Delegated Self, on the Brinks of Enjoyment

by stevan vuković | pdf

I am hardly aware of myself but only of the sensation.

I am only the container of the feeling of ecstasy, of the feeling of rapture.[1]


Dejan Grba, Bored to Death, ulje na platnu, 1998-2001.

Tintin revisited. In the course of the ruptured iterability of a self. By the use of substitutes. Substituting instead of representing. Making possible an act of transformation by the mediation of some kind of displacement. By the conceptual use of the borrowed visually formed model. As the bearer of the perceptually represented idiomatic features of a personality. Deriving sense out of sensations. Inscribed into the surfaces of the delegated self. According to Norman Bryson, the conceptual and the perceptual aspects of a painting are just the opposite ends of the same axis, the conceptual being the substitutional one. Substituting images for images. All art is in a way conceptual, in the sense that all images are based on previous images and they are some kind of a relational model.

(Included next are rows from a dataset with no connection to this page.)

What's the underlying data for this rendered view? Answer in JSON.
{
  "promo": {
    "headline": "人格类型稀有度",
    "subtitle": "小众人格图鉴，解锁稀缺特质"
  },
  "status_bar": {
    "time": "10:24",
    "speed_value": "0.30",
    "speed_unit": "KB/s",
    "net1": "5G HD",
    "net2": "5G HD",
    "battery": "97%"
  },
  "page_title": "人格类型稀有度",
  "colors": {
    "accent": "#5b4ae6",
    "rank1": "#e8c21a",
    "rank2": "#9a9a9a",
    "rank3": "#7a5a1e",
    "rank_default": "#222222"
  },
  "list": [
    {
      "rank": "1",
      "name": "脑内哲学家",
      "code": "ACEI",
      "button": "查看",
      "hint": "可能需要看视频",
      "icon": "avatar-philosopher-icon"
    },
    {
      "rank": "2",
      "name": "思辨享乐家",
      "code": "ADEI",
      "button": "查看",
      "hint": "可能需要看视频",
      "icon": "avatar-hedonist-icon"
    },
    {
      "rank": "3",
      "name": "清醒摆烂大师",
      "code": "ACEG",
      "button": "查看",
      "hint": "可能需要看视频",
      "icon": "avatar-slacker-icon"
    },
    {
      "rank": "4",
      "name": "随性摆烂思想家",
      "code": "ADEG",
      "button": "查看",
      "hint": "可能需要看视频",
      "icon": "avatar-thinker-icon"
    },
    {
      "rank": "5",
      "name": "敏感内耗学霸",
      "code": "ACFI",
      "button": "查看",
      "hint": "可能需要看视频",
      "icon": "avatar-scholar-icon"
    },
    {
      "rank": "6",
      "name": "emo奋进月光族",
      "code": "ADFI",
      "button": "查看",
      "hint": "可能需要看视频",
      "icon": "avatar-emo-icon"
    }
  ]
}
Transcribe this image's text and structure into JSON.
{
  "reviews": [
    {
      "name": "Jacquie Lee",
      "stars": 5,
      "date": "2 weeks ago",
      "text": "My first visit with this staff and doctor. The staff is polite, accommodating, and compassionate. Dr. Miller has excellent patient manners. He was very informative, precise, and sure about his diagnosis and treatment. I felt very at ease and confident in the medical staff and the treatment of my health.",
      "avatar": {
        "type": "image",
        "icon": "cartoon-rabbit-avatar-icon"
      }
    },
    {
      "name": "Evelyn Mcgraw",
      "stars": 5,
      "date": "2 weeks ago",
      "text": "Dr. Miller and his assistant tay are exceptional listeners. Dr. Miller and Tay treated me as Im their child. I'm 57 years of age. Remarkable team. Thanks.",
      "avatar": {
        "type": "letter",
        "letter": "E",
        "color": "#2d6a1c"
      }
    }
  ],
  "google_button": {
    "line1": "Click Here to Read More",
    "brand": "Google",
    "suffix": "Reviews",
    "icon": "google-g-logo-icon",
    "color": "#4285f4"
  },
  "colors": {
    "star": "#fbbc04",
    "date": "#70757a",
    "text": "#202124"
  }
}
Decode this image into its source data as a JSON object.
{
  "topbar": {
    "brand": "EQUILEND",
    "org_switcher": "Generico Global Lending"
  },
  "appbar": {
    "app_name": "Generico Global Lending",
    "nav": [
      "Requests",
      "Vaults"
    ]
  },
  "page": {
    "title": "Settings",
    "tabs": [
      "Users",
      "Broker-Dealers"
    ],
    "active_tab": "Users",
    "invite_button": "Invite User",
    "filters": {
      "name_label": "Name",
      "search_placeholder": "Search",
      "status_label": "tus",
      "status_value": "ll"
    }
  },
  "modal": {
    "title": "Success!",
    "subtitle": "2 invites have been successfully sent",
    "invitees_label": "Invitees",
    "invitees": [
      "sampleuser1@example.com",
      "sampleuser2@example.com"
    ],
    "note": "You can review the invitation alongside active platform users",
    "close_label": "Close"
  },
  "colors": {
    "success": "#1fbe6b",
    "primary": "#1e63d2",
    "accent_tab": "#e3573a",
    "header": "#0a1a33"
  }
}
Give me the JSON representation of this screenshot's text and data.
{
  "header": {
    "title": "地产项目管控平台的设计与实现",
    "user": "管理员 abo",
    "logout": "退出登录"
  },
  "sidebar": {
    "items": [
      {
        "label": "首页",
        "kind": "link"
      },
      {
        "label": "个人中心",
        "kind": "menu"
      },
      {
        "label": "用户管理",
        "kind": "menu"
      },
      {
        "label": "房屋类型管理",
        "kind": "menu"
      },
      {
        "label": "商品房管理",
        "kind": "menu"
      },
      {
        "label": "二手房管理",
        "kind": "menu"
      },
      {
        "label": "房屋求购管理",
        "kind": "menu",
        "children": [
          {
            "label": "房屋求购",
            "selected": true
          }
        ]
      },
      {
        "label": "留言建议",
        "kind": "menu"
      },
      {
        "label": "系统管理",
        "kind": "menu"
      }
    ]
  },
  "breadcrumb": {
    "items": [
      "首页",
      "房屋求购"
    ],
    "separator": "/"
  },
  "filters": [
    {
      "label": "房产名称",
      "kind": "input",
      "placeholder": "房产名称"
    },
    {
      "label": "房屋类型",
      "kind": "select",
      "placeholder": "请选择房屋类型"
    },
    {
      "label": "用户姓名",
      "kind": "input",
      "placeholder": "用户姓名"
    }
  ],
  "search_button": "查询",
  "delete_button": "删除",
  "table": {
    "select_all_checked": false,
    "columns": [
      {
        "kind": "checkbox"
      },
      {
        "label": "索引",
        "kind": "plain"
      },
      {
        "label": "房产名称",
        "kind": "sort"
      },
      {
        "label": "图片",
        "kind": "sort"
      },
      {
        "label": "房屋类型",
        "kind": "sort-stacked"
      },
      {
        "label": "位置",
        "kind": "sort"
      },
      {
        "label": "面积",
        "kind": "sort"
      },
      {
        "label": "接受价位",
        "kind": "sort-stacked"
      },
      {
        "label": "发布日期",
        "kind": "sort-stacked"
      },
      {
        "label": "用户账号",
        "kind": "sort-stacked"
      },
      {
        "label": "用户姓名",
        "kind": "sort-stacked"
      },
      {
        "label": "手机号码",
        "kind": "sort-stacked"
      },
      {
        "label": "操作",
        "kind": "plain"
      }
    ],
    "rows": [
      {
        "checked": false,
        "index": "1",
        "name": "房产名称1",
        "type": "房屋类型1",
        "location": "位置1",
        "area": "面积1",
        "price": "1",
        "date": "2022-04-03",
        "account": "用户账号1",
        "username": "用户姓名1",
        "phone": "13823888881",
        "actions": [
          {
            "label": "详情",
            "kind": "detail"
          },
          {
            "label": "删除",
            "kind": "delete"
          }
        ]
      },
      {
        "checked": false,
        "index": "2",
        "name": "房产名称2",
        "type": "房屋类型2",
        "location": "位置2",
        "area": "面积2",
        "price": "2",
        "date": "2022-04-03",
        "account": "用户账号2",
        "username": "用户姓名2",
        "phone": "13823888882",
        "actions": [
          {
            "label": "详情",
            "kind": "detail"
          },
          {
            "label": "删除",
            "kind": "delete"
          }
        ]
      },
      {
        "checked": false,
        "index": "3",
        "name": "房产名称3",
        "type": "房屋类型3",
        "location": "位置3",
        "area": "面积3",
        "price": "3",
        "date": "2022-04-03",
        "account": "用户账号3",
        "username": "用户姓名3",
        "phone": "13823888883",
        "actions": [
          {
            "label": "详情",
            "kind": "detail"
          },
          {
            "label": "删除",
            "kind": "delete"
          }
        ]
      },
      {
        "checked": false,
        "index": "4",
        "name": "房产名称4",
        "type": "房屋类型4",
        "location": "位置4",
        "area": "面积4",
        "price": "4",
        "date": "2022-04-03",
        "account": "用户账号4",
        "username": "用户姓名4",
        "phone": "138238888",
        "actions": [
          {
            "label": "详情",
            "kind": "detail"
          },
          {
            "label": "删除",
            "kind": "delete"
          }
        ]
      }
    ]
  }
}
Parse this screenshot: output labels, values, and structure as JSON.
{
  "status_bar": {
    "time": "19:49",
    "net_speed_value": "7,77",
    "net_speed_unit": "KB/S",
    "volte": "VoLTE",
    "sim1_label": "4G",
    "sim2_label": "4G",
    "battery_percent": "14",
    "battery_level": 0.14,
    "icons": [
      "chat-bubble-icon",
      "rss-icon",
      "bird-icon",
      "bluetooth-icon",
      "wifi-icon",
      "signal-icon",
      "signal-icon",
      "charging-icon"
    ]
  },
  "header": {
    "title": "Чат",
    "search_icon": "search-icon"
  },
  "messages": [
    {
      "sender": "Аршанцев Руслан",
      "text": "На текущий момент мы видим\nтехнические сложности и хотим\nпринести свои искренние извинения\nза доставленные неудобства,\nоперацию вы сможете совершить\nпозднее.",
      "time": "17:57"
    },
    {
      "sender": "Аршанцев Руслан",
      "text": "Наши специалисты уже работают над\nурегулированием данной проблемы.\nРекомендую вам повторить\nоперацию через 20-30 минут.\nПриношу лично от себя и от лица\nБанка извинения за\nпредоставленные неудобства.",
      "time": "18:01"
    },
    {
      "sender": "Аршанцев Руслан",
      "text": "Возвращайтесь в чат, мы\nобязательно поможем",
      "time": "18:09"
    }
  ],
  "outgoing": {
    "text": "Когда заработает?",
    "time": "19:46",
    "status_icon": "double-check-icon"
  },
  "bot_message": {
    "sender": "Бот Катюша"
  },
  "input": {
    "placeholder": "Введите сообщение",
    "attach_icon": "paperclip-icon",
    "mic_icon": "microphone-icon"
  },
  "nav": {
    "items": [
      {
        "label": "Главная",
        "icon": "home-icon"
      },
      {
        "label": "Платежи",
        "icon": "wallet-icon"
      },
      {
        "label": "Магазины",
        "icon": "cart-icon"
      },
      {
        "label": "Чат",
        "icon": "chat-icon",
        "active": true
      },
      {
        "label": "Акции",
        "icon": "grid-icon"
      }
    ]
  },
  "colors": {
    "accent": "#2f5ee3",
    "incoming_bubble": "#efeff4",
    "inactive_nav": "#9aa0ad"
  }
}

In the framework of identity-politics, an image may function as a substitute for a constantly lacking fixed form of an identity, then as a definition of it, then become the basic matrix for its recognition. Used in a citational sense, an image produces denotations in its intersection with all the schemata of recognition codified in iconology, its performative power resulting from the procedures ran by the iconographic code. In that respect an identity appears to be a sole byproduct of a deliberate misrecognition of the self in an image of a completely visual structure, which results in modeling one’s behaviour and beliefs according to it.

An image gives form to something. Subsuming it under a schema that in forms the subject and makes possible the process of its identification with something complete. Self enclosed and self sufficient. Which is to be repeated, reiterated, and provided with some transtemporal identity. As if disclosing some solidity behind the fluxes of sensations, which in a very simple and banal way point towards the radical extimity of any individual, with its intimate traits featured on the display of the signs of particularity.

The pleasures of viewing will accordingly be rooted in wholeness and repetition; the image will not tend to interrupt or break with the comfortable familiarity of the already known. A painting of plaisir will repeat, will confine to that kind of an image. Circumventing any traces of rapture or ecstasy. Circumventing enjoyment.

The sterile, aseptic image of Tintin, taken from the cartoon series and drained from any action, provides a perfect model for the painting of plaisir. A perfect catch, offering the pleasures of viewing. Only slightly disrupted, colonized with basic sensations, corporizing his body in a signifying way. Getting to the brinks of enjoyment.

  1.  Virginia Woolf, A Sketch of the Past in Moments of Being: Unpublished Autobiographical Writings, ed. Jeanne Schuylkind, p. 68, Harcourt Brace Jovanovich, New York & London, 1976.

Stevan Vuković, Delegated Self, on the Brinks of Enjoyment, The Blue Lotus exhibition catalogue, Remont Gallery, Belgrade, 2001.